The term cost method refers to an accounting approach used when an investor has passive interest in another company. In practice, the cost method is used when an investor (company) does not have a controlling interest or is unable to exert significant influence over the investee, but has made a long-term investment in that company.
This accounting method requires companies to carry and report the investment at cost until disposed of, or when it's clear that historical cost is no longer justified.
Unlike marketable securities, which are short term investments, an ownership interest in another company represents a long-term investment. Generally, ownership falls into three categories: controlling interest, significant influence, and passive interest. When a company holds less than 20% of the investee's voting stock, or is unable to exert significant influence over the decisions made by the investee, the long-term investment is categorized as passive interest.

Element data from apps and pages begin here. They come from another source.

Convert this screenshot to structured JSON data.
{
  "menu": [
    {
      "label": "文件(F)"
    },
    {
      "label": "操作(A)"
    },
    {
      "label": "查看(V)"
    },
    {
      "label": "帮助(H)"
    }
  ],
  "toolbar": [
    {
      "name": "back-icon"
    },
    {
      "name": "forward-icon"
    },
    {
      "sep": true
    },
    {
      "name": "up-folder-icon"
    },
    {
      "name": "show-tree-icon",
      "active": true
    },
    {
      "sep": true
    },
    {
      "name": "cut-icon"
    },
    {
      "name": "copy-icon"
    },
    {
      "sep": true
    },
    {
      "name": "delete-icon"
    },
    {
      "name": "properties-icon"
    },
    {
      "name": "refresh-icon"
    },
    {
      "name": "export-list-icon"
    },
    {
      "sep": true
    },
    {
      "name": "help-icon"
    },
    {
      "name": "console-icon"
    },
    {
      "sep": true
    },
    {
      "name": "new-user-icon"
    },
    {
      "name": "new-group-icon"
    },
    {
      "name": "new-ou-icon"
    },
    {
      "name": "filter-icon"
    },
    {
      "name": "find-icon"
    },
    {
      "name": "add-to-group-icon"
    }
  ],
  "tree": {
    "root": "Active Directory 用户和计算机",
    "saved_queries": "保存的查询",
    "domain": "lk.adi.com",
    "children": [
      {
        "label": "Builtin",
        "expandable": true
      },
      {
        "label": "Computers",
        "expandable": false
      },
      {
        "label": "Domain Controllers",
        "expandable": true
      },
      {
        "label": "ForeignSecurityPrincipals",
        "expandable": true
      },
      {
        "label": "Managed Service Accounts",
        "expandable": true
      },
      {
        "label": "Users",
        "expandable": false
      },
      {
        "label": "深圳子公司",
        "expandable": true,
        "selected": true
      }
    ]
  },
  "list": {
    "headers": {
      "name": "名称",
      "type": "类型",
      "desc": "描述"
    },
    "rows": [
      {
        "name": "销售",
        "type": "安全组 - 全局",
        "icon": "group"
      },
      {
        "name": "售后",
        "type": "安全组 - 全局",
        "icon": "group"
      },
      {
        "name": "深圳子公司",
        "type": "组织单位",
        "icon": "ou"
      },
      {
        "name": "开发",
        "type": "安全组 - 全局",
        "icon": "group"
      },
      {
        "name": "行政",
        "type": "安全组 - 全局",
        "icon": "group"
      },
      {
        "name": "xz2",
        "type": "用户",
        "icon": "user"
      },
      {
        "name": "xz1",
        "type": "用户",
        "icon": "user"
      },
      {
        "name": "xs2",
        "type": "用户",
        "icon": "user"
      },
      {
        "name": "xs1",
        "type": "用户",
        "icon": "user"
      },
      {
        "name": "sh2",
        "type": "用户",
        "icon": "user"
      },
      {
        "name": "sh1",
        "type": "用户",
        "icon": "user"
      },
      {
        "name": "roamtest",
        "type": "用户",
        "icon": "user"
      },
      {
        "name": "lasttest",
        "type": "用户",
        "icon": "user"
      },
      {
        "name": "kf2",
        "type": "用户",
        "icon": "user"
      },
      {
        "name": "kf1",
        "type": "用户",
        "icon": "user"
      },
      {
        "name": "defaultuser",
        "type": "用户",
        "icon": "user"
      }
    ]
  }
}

When a company has passive interest, or is unable to exert significant influence over another, it is required to use the cost method of accounting. This method requires the investor (company) to record the initial investment at cost on the balance sheet, and continue to carry that investment at cost until the shares of stock are partially or entirely sold. Adjustments to the carrying value should also be made if it's clear that original cost is no longer a justifiable value. For example, the investee might declare a liquidating dividend.
The cost method also applies to passive investments in the equity securities of closely held companies that do not have actively traded stock, since these nonmarketable securities do not have a clearly determinable value until sold.
On January 1, Company A acquired 100,000 shares of Company XYZ's common stock for $20.00 per share. This acquisition represented 4.0% of the voting stock of Company XYZ. The journal entry to record the initial investment in Company XYZ would be as follows:
At yearend, Company XYZ reported net income of $4,000,000 and paid a dividend of $0.50 per share. Under the cost method, Company A does not make an adjustment to the carrying value of Company XYZ. The only journal entry required under this method is one that records the payment of the dividend ($0.50 per share x 100,000, or $50,000):